We begin this super walk on the old Road which runs parallel alongside the main A620. With the pub behind you, walk along the road until you come across the signposted footpath to your right. Proceed through the gate and continue keeping the hedge to your left. After a short distance you will cross a stream, continue until you reach a stile.
Cross over the stile, proceed on and you will come to the railway crossing. Proceed over the crossing taking care, as this line is still in use. Once over the railway line, walk along the tree lined track/lane ahead for ¼ of a mile.
At the end is Little Gringley Lane. Cross over the road with care and proceed to the grassy area ahead which merges into a track. Follow this until you reach the wide lane.
Pinfold Lane). Continue along (slight incline) for ¾ of a mile, to an intersection. Follow the path to the left and onto The Baulk. The views from here are fabulous, and on a fine day you can see for miles around. Continue on crossing over the railway line, walking downhill along the baulk until you reach the village of Clarborough and onto Church Lane.
Bear left onto Church Lane along the footpath, passing the pretty church of St. John the Baptist. Proceed through the churchyard heading to behind church. You will see some steps, continue up the steps to the gate on the left, which leads into a field. Follow the track through the field, you will eventually come out onto Big Lane. Turn left, heading to the main road.

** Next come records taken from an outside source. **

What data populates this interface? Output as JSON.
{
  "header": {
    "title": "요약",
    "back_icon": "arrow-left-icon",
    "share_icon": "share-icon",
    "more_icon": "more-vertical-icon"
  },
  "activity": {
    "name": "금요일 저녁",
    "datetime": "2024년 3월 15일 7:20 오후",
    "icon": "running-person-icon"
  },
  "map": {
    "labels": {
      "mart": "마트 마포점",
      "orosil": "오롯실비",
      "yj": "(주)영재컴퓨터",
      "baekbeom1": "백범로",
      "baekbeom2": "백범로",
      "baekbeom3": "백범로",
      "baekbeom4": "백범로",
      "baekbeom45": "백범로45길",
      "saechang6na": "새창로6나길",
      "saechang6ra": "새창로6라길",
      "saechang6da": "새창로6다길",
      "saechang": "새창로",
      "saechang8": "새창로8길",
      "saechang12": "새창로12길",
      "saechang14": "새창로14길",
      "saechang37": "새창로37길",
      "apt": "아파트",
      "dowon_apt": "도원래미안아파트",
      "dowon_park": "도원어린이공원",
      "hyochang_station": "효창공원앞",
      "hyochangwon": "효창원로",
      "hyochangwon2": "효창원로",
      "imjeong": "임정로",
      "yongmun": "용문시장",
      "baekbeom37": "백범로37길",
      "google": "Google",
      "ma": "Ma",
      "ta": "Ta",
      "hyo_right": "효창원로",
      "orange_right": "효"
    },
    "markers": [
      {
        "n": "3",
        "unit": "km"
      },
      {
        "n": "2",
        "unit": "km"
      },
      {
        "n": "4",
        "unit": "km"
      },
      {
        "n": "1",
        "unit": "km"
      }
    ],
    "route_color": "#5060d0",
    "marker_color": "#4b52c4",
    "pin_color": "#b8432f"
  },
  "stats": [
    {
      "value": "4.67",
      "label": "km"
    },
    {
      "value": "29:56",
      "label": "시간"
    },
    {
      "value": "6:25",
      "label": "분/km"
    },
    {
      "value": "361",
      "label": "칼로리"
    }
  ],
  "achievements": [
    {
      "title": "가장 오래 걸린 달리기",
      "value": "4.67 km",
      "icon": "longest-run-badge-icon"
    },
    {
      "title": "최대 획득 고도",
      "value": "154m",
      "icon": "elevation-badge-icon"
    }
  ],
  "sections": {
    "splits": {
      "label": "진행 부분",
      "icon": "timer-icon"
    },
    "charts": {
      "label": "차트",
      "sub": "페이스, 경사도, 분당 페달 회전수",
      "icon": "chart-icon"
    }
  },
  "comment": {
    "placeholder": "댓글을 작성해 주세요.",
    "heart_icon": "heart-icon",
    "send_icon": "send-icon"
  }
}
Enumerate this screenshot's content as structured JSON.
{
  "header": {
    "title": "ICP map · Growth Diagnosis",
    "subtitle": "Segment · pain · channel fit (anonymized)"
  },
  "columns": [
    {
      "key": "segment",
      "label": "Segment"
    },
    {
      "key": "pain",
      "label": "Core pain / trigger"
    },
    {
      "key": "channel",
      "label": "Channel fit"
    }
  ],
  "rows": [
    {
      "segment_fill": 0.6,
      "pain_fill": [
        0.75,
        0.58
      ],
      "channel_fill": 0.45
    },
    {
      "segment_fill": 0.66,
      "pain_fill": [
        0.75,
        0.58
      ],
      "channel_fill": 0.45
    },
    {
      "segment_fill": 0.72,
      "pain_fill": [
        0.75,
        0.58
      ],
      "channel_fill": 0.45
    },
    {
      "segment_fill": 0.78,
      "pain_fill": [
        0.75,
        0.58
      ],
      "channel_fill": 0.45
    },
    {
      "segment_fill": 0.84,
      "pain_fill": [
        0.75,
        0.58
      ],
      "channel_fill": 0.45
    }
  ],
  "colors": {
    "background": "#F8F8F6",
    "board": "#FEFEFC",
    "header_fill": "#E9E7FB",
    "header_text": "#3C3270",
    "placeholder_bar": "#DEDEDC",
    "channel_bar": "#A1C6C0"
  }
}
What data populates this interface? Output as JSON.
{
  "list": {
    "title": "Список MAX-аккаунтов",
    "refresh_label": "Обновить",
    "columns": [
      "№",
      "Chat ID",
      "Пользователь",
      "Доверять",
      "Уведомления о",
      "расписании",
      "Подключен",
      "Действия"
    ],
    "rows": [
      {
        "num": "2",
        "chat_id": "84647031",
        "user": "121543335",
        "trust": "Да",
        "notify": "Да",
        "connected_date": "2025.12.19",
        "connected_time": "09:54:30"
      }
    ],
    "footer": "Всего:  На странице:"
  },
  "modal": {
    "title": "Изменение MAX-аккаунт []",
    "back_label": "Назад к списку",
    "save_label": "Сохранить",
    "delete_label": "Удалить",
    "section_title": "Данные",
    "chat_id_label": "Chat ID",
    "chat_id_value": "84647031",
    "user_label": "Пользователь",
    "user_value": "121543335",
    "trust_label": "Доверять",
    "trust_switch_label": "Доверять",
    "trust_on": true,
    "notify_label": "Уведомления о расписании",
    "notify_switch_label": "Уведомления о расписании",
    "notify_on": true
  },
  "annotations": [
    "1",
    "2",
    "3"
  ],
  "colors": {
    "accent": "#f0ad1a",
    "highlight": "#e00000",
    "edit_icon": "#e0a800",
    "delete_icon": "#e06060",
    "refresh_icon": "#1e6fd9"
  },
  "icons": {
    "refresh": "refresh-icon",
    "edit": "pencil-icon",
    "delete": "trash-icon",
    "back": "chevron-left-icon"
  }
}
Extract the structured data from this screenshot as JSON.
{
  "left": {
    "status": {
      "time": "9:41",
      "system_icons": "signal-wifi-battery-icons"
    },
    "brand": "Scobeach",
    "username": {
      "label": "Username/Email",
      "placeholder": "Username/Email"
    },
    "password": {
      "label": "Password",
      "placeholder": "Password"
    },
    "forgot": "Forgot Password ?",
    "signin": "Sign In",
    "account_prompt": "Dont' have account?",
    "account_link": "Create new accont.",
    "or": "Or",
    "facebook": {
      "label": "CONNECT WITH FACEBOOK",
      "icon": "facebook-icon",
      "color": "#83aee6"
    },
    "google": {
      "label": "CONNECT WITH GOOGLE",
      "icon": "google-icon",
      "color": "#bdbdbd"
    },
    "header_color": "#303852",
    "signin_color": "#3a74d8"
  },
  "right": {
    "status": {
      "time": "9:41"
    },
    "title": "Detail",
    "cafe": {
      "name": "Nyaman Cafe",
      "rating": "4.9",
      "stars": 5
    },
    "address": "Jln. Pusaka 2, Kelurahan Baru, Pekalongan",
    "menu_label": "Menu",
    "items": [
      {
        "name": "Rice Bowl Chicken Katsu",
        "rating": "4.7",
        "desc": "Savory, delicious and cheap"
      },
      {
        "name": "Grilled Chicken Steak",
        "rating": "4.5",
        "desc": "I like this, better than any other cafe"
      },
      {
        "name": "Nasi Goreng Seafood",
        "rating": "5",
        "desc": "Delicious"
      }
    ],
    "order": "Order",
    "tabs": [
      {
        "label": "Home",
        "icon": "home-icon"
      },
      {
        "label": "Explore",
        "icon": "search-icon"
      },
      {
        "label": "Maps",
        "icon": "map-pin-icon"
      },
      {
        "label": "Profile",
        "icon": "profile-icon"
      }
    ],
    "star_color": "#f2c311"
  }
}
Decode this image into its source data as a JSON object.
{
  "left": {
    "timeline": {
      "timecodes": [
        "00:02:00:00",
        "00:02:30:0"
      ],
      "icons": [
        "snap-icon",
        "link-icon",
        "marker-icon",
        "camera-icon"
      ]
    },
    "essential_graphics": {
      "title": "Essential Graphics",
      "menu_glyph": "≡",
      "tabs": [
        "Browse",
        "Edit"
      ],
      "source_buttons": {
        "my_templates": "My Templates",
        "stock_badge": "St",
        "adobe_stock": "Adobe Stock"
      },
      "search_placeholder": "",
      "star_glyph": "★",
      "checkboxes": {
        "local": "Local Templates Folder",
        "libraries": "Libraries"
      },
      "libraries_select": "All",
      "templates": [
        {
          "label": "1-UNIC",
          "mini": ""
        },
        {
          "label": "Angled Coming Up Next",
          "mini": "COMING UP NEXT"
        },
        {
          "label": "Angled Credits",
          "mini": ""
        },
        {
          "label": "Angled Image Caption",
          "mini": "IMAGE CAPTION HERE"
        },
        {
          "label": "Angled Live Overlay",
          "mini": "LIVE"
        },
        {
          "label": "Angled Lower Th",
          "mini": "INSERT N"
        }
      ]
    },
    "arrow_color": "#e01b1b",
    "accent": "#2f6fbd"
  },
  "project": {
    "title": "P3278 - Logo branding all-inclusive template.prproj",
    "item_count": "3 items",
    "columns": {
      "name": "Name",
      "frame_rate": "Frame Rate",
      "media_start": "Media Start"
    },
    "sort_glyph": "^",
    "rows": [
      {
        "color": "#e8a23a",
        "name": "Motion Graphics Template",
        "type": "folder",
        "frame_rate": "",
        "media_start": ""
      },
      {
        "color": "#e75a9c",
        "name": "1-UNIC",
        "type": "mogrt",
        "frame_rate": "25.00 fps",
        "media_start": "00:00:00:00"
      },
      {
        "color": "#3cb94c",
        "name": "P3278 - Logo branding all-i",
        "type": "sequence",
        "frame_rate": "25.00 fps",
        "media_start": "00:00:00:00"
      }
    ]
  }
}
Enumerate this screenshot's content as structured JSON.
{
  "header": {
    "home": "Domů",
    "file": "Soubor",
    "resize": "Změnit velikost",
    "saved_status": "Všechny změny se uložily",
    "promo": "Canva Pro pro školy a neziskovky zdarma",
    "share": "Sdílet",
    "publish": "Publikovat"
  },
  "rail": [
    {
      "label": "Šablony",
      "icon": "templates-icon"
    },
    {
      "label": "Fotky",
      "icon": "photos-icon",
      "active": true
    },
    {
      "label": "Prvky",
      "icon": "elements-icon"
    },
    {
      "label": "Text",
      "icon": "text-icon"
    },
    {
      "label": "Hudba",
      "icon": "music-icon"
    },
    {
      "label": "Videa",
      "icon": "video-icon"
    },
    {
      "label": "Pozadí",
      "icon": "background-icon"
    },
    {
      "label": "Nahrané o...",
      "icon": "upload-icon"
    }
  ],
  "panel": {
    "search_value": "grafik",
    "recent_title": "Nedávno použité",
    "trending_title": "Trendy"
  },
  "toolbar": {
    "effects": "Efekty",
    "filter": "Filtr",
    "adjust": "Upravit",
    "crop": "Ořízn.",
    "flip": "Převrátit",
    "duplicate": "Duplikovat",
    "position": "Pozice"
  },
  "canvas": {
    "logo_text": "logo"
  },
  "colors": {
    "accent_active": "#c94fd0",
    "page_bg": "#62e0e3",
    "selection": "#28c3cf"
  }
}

Turn right along Main Street and, continue until you are opposite Big Lane. Cross over with care and proceed along Big Lane until you reach Broad Gores, turn right, and continue along Broad Gores until you reach its end, where you will merge on o a field.
Follow the track/path (bear right) over the field, where the path forks bear left and head to the play park area.
At the play area join the footpath to the right then immediately turn left, follow the path and head up towards the main road and the canal bridge. Proceed over the bridge and join the tow path. Turn right going under the bridge and walk along the canal path passing the Gate Inn.
Follow the towpath, go under the next bridge at Bonemill Lane, (formerly Wellhouse Lane. Continue along the towpath until you reach the renowned Whitsunday Pie Lock. You can leave the route here and cross over the main road back to the start point or continue a short distance further and come off the towpath at the next bridge, before returning to the start.
Distance: 4.97 miles (8 km)
Gradient: Mostly flat
Approx. time: 2hours 10 min (allow for exploring and photo opportunities)
Maps: Explorer 270 & 271
Path info: Road, field, track, towpath
Start point: Road/lane by the A620, next to Hop Pole public house, Retford SK719818
Dog friendly: Yes, on a lead
Public Toilets: There are pubs along the route (if open) good opportunity to call in for refreshments too!
Refreshments: There are some cracking picnic spots and public houses along the route.